Ethiopia accuses WHO chief of backing native Tigray’s leaders

ADDIS ABABA (AFP) – Ethiopia’s Army Chief yesterday accused World Health Organization (WHO) boss Tedros Adhanom Ghebreyesus – the country’s highest-profile Tigrayan abroad – of lobbying for and seeking to arm leaders in the conflict-torn dissident region.

Prime Minister Abiy Ahmed unleashed a military campaign against the northern region on November 4 with the declared aim of unseating its ruling party, the Tigray People’s Liberation Front (TPLF), which he accuses of defying his government and seeking to destabilise it.

Army Chief Berhanu Jula told a press conference that Tedros, who served as Minister of Health under TPLF leader Meles Zenawi, was “a part of that team”, referring to the party.

“He has worked in neighbouring countries to condemn the war.
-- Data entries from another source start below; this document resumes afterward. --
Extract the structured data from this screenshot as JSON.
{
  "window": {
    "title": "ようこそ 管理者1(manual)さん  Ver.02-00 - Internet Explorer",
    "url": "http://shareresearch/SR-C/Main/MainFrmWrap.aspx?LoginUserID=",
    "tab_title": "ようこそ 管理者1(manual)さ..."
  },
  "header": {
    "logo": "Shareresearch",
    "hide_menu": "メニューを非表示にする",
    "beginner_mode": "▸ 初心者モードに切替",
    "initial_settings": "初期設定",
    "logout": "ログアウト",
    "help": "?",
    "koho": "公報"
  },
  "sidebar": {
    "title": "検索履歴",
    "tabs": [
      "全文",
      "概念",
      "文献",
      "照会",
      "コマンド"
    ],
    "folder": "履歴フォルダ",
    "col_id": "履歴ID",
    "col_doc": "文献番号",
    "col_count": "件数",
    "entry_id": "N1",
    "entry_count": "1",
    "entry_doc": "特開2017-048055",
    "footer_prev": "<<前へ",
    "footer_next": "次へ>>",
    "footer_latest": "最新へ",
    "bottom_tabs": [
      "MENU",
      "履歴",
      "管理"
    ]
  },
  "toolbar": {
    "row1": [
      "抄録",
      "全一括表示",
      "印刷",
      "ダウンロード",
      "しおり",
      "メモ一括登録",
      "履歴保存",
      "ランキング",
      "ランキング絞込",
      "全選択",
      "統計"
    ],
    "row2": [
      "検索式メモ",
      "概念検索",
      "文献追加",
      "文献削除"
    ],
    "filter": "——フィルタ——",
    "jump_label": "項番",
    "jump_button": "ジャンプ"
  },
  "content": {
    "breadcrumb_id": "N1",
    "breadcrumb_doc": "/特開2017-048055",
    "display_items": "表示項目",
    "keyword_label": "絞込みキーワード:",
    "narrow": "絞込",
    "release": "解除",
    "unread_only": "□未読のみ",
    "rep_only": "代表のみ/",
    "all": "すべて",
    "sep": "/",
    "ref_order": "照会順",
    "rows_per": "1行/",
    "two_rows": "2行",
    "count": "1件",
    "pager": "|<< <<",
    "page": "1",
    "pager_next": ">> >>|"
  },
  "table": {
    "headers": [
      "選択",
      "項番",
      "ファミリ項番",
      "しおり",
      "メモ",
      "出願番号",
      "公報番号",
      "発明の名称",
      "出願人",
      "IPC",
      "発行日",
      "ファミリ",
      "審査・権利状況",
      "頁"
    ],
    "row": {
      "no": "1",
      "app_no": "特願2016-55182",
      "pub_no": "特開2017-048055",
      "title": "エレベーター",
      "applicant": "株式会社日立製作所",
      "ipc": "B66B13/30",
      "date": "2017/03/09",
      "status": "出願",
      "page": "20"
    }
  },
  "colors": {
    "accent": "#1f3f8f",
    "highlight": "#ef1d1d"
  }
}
He has worked for them to get weapons,” said Berhanu.

He said Tedros had “left no stone unturned” to help the TPLF, the party Abiy said he is targetting in a military offensive in the region.

“What do you expect from him? We don’t expect he will side with the Ethiopian people and condemn them,” he said.

Tedros has yet to respond to the accusation.

The 55-year-old was appointed as the first African head of the WHO in 2017 and has become a household name as he grapples with the COVID-19 pandemic. He has been ranked as one of Time magazine’s most influential people.